    • What made Babylon the world’s richest city? Being on a major trade route meant merchants and artisans benefited from trade. The city also had beautiful structures, such as the Hanging Gardens and the Ishtar Gate. The First Empires
    • The First Empires Why was the Assyrian army a powerful fighting force? It had a well-organized army with advanced weapons.
    • Section 1: Early Humans Focusing on the Main Ideas The First Civilizations
      • Paleolithic people adapted to their environment and invented many tools to help them survive.
      • In the Neolithic Age, people started farming, building communities, producing goods, and trading.
    • Section 2: Mesopotamian Civilization Focusing on the Main Ideas
      • Civilization in Mesopotamia began in the valleys of the Tigris and Euphrates Rivers.
      • Sumerians invented writing and made other important contributions to later peoples.
      • Sumerian city-states lost power when they were conquered by outsiders.
      The First Civilizations
    • Focusing on the Main Ideas
      • Assyria’s military power and well-organized government helped it build a vast empire in Mesopotamia by 650 B.C .
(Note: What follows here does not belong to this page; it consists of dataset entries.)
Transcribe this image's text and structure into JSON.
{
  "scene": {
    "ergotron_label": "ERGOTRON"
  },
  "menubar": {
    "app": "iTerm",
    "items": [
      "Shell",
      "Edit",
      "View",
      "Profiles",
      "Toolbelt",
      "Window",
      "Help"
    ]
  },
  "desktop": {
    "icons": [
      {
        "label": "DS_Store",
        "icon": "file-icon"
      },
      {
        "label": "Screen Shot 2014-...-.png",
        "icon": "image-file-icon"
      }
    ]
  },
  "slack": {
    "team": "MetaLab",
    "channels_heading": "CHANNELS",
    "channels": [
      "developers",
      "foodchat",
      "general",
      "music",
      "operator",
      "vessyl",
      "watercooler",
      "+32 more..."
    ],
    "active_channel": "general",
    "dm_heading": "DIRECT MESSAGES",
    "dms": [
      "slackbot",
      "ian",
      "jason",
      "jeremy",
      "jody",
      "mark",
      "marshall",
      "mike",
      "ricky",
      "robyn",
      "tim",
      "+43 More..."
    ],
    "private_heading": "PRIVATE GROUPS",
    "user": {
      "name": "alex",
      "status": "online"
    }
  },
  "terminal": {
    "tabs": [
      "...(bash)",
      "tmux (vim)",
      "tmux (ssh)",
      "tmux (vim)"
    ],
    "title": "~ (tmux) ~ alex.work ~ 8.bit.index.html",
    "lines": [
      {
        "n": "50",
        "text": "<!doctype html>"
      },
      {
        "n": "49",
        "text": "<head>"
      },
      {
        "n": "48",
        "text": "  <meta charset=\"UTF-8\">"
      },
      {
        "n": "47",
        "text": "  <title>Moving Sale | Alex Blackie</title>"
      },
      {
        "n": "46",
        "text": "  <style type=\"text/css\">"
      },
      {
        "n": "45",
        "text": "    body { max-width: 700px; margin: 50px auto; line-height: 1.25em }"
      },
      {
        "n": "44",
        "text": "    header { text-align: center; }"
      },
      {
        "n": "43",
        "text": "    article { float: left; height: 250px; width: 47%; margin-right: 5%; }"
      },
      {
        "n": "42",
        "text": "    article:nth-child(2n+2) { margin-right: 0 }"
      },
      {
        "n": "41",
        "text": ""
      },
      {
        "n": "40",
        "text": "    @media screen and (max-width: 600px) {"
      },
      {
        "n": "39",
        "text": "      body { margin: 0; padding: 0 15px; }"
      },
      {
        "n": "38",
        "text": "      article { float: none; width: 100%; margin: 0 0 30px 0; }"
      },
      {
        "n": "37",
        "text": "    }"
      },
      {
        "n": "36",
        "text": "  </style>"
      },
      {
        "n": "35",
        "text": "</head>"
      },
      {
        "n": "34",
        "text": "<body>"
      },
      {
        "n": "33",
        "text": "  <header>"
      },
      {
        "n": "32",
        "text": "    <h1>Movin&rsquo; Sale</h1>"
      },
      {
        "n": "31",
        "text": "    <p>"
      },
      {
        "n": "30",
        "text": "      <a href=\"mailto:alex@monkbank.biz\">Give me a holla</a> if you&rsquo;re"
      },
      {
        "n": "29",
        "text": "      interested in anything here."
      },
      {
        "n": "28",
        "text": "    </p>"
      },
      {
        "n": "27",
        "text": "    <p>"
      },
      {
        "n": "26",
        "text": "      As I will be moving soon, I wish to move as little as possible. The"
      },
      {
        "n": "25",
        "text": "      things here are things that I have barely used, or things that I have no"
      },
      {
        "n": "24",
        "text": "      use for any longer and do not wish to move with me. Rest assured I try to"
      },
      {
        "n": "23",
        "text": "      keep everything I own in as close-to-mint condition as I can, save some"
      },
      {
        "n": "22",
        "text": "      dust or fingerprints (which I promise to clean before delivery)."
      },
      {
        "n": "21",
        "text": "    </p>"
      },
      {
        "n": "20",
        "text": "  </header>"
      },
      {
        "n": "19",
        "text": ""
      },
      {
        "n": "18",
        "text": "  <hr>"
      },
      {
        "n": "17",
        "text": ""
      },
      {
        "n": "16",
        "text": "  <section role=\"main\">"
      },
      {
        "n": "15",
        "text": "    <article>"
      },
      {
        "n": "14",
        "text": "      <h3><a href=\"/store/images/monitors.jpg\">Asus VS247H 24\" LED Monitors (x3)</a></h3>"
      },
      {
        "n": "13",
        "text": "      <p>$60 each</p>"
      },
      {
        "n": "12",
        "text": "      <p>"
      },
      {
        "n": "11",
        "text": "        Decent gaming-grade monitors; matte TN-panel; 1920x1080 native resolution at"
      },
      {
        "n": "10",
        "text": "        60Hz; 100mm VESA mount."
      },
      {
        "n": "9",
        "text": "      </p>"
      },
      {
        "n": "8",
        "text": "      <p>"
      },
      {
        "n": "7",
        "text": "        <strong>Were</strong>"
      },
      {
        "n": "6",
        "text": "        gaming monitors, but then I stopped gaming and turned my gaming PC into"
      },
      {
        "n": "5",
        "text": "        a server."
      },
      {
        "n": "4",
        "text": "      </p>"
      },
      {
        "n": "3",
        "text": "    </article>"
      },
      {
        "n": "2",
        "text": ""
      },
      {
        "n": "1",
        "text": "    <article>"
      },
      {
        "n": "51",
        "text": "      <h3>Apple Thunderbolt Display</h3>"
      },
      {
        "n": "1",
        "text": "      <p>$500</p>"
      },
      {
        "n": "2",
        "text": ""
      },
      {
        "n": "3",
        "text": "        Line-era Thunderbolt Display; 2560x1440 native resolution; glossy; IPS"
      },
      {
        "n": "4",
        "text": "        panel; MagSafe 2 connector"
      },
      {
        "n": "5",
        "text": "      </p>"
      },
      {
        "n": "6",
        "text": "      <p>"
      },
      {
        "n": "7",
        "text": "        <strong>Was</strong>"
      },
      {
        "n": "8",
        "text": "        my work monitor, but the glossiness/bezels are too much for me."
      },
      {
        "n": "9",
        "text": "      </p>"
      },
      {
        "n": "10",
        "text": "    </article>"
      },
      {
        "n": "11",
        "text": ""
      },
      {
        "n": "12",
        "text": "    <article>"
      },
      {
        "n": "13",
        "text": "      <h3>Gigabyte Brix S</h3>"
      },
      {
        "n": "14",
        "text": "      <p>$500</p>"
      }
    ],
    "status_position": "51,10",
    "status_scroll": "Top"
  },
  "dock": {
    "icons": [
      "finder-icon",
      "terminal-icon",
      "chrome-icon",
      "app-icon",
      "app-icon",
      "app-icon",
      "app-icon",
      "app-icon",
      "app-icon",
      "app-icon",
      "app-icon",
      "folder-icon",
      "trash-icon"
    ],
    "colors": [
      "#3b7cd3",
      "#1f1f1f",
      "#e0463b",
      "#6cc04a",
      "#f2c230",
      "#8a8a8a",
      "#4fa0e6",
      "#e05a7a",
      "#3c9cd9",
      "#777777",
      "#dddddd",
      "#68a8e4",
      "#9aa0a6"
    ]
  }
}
      • The Chaldean Empire built important landmarks in Babylon and developed the first calendar with a seven-day week.
      Section 3: The First Empires The First Civilizations
    • Click the map to view an interactive version.
    •  
    • The Chaldeans in today’s Iraq still speak Aramaic, the language of ancient Babylon. The First Empires
    • Daily Focus Skills Transparency 1–2 Chapter 1